It goes on to tell of her parents disapproval, her loneliness and fear throughout. And in the end the baby’s father never does show. The baby is delivered still born. Dolly reveals the baby’s gender and message in the song’s last line: “… and dying was her way of telling me, he wasn’t coming down from Dover”. Not to mention the melody! This song packs an emotional story from first line to last. In my mind, it is a real masterpiece!

5 How often do you write these days and is it still something you enjoy?
I don’t keep a regular schedule for writing as much as I once did, but I think I enjoy it more. I have a great group of co-writers that really makes it fun. Writing for a specific project always motivates me, whether for my own or someone else. It’s good to have parameters.

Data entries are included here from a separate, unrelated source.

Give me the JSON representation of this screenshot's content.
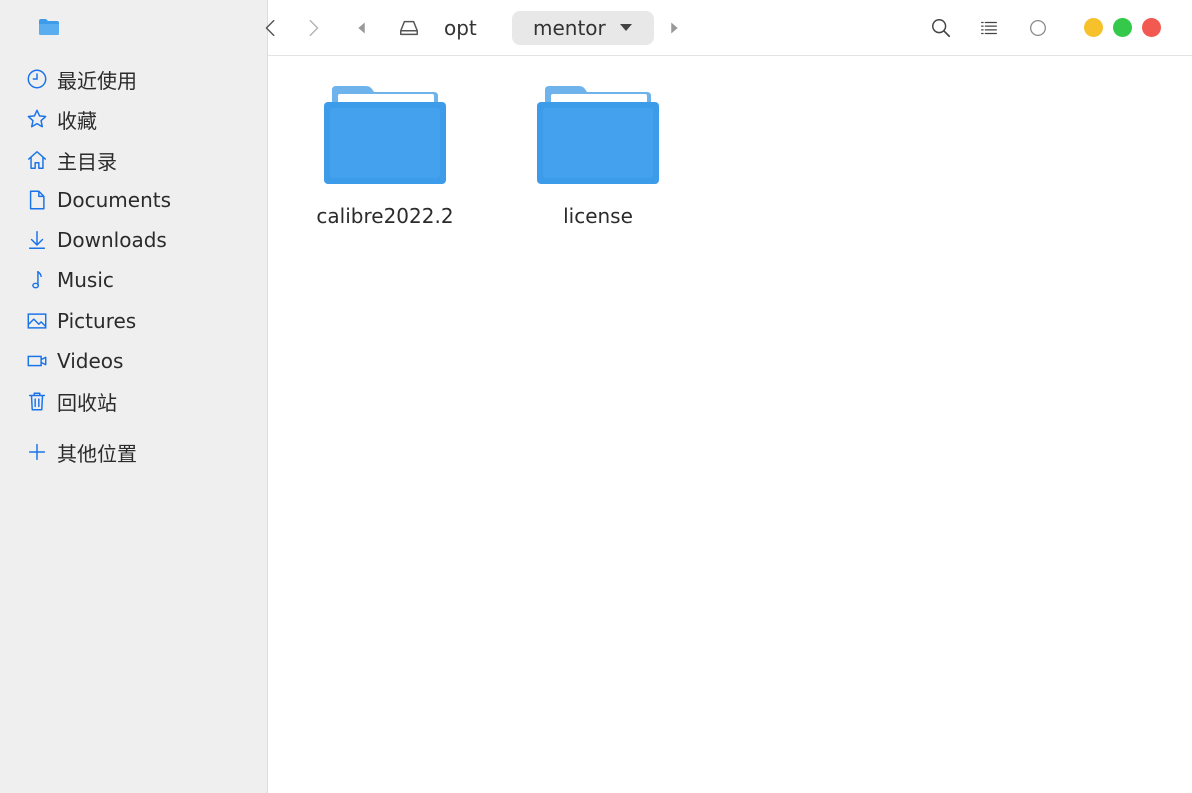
{
  "sidebar": {
    "items": [
      {
        "label": "最近使用",
        "icon": "clock-icon"
      },
      {
        "label": "收藏",
        "icon": "star-icon"
      },
      {
        "label": "主目录",
        "icon": "home-icon"
      },
      {
        "label": "Documents",
        "icon": "document-icon"
      },
      {
        "label": "Downloads",
        "icon": "download-icon"
      },
      {
        "label": "Music",
        "icon": "music-note-icon"
      },
      {
        "label": "Pictures",
        "icon": "picture-icon"
      },
      {
        "label": "Videos",
        "icon": "video-icon"
      },
      {
        "label": "回收站",
        "icon": "trash-icon"
      },
      {
        "label": "其他位置",
        "icon": "plus-icon"
      }
    ]
  },
  "toolbar": {
    "breadcrumbs": [
      "opt",
      "mentor"
    ]
  },
  "files": [
    {
      "name": "calibre2022.2",
      "type": "folder"
    },
    {
      "name": "license",
      "type": "folder"
    }
  ],
  "colors": {
    "accent": "#1a73e8",
    "folder_back": "#6fb3ec",
    "folder_front": "#3d9cea",
    "minimize": "#f6c12b",
    "maximize": "#34c94a",
    "close": "#f25a51"
  }
}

6 What is the most difficult part in the writing process for you and why?
When I don’t have an idea, I can freak myself out and into believing I’ll never come up with one again. Then pow! one appears. Thank you, God!

7 Who do you sing your new songs to before letting artists hear them, and do you heed suggestions for change when you get their feedback?
My daughters, Justyna and Sara Jean, have good ‘ears’ for songs as they are both great songwriters. They are also good at letting me know if I should include a song on my record, or just give it to someone else as the style may not suit me. My good friend and co-writer, Terry Herd, has been paramount in helping me to choose songs for my last three bluegrass records. He is an architect of the genre so he knows his stuff. He is also a grammy award winning songwriter so he has more than the creds to back it up.

8 Where is the strangest place you’ve ever written a song?
I’d say out on the road in some hotel room with no sleep. Seemed strange to me anyway:)

9 Can you describe what you feel when you hear something you’ve written come across the radio?
Oh, this is some kind of thrill that never ever gets old. First I think of how I appreciate the person/DJ who decided to spin the record. Then I imagine who else might be getting to hear it. Are the lyrics moving someone? OMG, what if Bob Dylan is listening!!! Ha ha ha. My imagination runs wild most of the time.

10 I know songwriters have a catalog full of songs waiting to be recorded. What song in your catalog still surprises you, because it hasn’t been recorded yet? And would you mind giving us the lyric to display here?
OOOoooo, that would be several songs but on different days. I am fickle that way. One day one of my songs will hit me and I get that slightly indignant thought like, “Why hasn’t this one been cut by someone.” Then on another day I might second guess that same song a bit. In the end, I do understand that some songs just don’t fit on a record or that artist’s narrative for whatever reason. It helps me to understand another artist’s decision to record or not record something of mine since, as a recording artist I too go through that process.

By Donna Ulisse